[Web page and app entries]

####################

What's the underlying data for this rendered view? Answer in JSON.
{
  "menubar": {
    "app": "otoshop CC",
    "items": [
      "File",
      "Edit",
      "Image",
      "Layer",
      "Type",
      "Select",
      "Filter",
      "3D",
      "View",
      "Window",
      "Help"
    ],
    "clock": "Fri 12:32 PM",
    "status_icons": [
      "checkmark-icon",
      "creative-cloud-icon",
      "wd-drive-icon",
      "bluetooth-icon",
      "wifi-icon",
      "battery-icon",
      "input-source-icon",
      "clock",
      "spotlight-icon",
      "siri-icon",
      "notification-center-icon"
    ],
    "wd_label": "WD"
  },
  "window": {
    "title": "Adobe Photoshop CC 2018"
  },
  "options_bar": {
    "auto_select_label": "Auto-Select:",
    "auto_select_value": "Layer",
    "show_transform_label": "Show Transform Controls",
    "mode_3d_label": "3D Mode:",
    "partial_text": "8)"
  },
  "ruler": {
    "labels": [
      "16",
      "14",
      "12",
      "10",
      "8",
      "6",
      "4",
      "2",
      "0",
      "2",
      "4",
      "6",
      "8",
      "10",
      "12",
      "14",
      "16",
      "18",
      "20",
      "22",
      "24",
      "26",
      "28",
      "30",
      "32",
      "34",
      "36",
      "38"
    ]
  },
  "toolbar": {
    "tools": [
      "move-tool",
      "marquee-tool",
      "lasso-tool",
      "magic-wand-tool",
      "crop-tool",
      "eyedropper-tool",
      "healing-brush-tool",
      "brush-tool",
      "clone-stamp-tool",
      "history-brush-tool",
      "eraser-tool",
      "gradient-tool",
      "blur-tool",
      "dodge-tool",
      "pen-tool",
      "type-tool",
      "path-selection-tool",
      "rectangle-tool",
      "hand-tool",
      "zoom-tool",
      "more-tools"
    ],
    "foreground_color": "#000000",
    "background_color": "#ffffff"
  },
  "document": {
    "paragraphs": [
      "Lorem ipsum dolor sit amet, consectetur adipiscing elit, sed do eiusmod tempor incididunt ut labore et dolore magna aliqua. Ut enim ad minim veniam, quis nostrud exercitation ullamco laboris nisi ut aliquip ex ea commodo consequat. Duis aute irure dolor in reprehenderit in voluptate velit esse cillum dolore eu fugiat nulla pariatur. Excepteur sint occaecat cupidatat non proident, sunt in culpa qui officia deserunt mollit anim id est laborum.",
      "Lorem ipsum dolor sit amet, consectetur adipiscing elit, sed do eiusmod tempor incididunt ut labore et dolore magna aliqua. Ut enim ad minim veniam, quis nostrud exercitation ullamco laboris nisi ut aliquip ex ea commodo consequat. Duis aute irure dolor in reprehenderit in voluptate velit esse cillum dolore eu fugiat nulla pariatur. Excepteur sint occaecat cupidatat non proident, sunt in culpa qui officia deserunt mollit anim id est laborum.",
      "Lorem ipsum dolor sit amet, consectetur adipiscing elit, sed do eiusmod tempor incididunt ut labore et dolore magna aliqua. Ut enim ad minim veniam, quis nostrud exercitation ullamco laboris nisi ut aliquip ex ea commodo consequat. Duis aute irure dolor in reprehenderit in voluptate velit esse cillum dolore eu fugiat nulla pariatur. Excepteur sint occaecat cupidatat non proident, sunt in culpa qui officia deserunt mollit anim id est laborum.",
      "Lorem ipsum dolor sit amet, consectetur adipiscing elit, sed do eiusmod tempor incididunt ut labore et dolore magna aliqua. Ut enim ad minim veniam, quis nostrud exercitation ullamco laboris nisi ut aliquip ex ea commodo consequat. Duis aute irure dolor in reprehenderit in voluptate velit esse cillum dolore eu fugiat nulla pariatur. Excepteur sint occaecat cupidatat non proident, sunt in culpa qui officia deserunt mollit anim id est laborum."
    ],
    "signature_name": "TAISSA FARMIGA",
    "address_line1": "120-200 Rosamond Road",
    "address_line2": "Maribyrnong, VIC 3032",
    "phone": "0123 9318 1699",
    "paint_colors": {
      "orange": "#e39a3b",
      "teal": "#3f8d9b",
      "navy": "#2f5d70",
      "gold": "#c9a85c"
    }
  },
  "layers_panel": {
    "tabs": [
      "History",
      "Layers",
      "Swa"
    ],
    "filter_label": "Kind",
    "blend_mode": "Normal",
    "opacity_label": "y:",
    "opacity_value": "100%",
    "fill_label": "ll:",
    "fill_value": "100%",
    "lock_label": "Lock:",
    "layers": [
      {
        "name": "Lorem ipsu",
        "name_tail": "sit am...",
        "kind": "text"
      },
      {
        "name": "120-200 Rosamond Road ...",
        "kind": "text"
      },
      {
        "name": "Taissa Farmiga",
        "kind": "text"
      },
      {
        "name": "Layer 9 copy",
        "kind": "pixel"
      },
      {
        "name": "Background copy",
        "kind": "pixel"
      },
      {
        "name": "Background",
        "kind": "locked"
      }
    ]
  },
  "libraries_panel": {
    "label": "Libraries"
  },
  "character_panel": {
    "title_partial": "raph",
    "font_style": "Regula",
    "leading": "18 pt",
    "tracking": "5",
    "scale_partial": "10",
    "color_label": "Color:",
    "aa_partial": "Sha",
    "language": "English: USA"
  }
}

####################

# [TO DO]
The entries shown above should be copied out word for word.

# [RESPONSE]
What's the underlying data for this rendered view? Answer in JSON.
{
  "menubar": {
    "app": "otoshop CC",
    "items": [
      "File",
      "Edit",
      "Image",
      "Layer",
      "Type",
      "Select",
      "Filter",
      "3D",
      "View",
      "Window",
      "Help"
    ],
    "clock": "Fri 12:32 PM",
    "status_icons": [
      "checkmark-icon",
      "creative-cloud-icon",
      "wd-drive-icon",
      "bluetooth-icon",
      "wifi-icon",
      "battery-icon",
      "input-source-icon",
      "clock",
      "spotlight-icon",
      "siri-icon",
      "notification-center-icon"
    ],
    "wd_label": "WD"
  },
  "window": {
    "title": "Adobe Photoshop CC 2018"
  },
  "options_bar": {
    "auto_select_label": "Auto-Select:",
    "auto_select_value": "Layer",
    "show_transform_label": "Show Transform Controls",
    "mode_3d_label": "3D Mode:",
    "partial_text": "8)"
  },
  "ruler": {
    "labels": [
      "16",
      "14",
      "12",
      "10",
      "8",
      "6",
      "4",
      "2",
      "0",
      "2",
      "4",
      "6",
      "8",
      "10",
      "12",
      "14",
      "16",
      "18",
      "20",
      "22",
      "24",
      "26",
      "28",
      "30",
      "32",
      "34",
      "36",
      "38"
    ]
  },
  "toolbar": {
    "tools": [
      "move-tool",
      "marquee-tool",
      "lasso-tool",
      "magic-wand-tool",
      "crop-tool",
      "eyedropper-tool",
      "healing-brush-tool",
      "brush-tool",
      "clone-stamp-tool",
      "history-brush-tool",
      "eraser-tool",
      "gradient-tool",
      "blur-tool",
      "dodge-tool",
      "pen-tool",
      "type-tool",
      "path-selection-tool",
      "rectangle-tool",
      "hand-tool",
      "zoom-tool",
      "more-tools"
    ],
    "foreground_color": "#000000",
    "background_color": "#ffffff"
  },
  "document": {
    "paragraphs": [
      "Lorem ipsum dolor sit amet, consectetur adipiscing elit, sed do eiusmod tempor incididunt ut labore et dolore magna aliqua. Ut enim ad minim veniam, quis nostrud exercitation ullamco laboris nisi ut aliquip ex ea commodo consequat. Duis aute irure dolor in reprehenderit in voluptate velit esse cillum dolore eu fugiat nulla pariatur. Excepteur sint occaecat cupidatat non proident, sunt in culpa qui officia deserunt mollit anim id est laborum.",
      "Lorem ipsum dolor sit amet, consectetur adipiscing elit, sed do eiusmod tempor incididunt ut labore et dolore magna aliqua. Ut enim ad minim veniam, quis nostrud exercitation ullamco laboris nisi ut aliquip ex ea commodo consequat. Duis aute irure dolor in reprehenderit in voluptate velit esse cillum dolore eu fugiat nulla pariatur. Excepteur sint occaecat cupidatat non proident, sunt in culpa qui officia deserunt mollit anim id est laborum.",
      "Lorem ipsum dolor sit amet, consectetur adipiscing elit, sed do eiusmod tempor incididunt ut labore et dolore magna aliqua. Ut enim ad minim veniam, quis nostrud exercitation ullamco laboris nisi ut aliquip ex ea commodo consequat. Duis aute irure dolor in reprehenderit in voluptate velit esse cillum dolore eu fugiat nulla pariatur. Excepteur sint occaecat cupidatat non proident, sunt in culpa qui officia deserunt mollit anim id est laborum.",
      "Lorem ipsum dolor sit amet, consectetur adipiscing elit, sed do eiusmod tempor incididunt ut labore et dolore magna aliqua. Ut enim ad minim veniam, quis nostrud exercitation ullamco laboris nisi ut aliquip ex ea commodo consequat. Duis aute irure dolor in reprehenderit in voluptate velit esse cillum dolore eu fugiat nulla pariatur. Excepteur sint occaecat cupidatat non proident, sunt in culpa qui officia deserunt mollit anim id est laborum."
    ],
    "signature_name": "TAISSA FARMIGA",
    "address_line1": "120-200 Rosamond Road",
    "address_line2": "Maribyrnong, VIC 3032",
    "phone": "0123 9318 1699",
    "paint_colors": {
      "orange": "#e39a3b",
      "teal": "#3f8d9b",
      "navy": "#2f5d70",
      "gold": "#c9a85c"
    }
  },
  "layers_panel": {
    "tabs": [
      "History",
      "Layers",
      "Swa"
    ],
    "filter_label": "Kind",
    "blend_mode": "Normal",
    "opacity_label": "y:",
    "opacity_value": "100%",
    "fill_label": "ll:",
    "fill_value": "100%",
    "lock_label": "Lock:",
    "layers": [
      {
        "name": "Lorem ipsu",
        "name_tail": "sit am...",
        "kind": "text"
      },
      {
        "name": "120-200 Rosamond Road ...",
        "kind": "text"
      },
      {
        "name": "Taissa Farmiga",
        "kind": "text"
      },
      {
        "name": "Layer 9 copy",
        "kind": "pixel"
      },
      {
        "name": "Background copy",
        "kind": "pixel"
      },
      {
        "name": "Background",
        "kind": "locked"
      }
    ]
  },
  "libraries_panel": {
    "label": "Libraries"
  },
  "character_panel": {
    "title_partial": "raph",
    "font_style": "Regula",
    "leading": "18 pt",
    "tracking": "5",
    "scale_partial": "10",
    "color_label": "Color:",
    "aa_partial": "Sha",
    "language": "English: USA"
  }
}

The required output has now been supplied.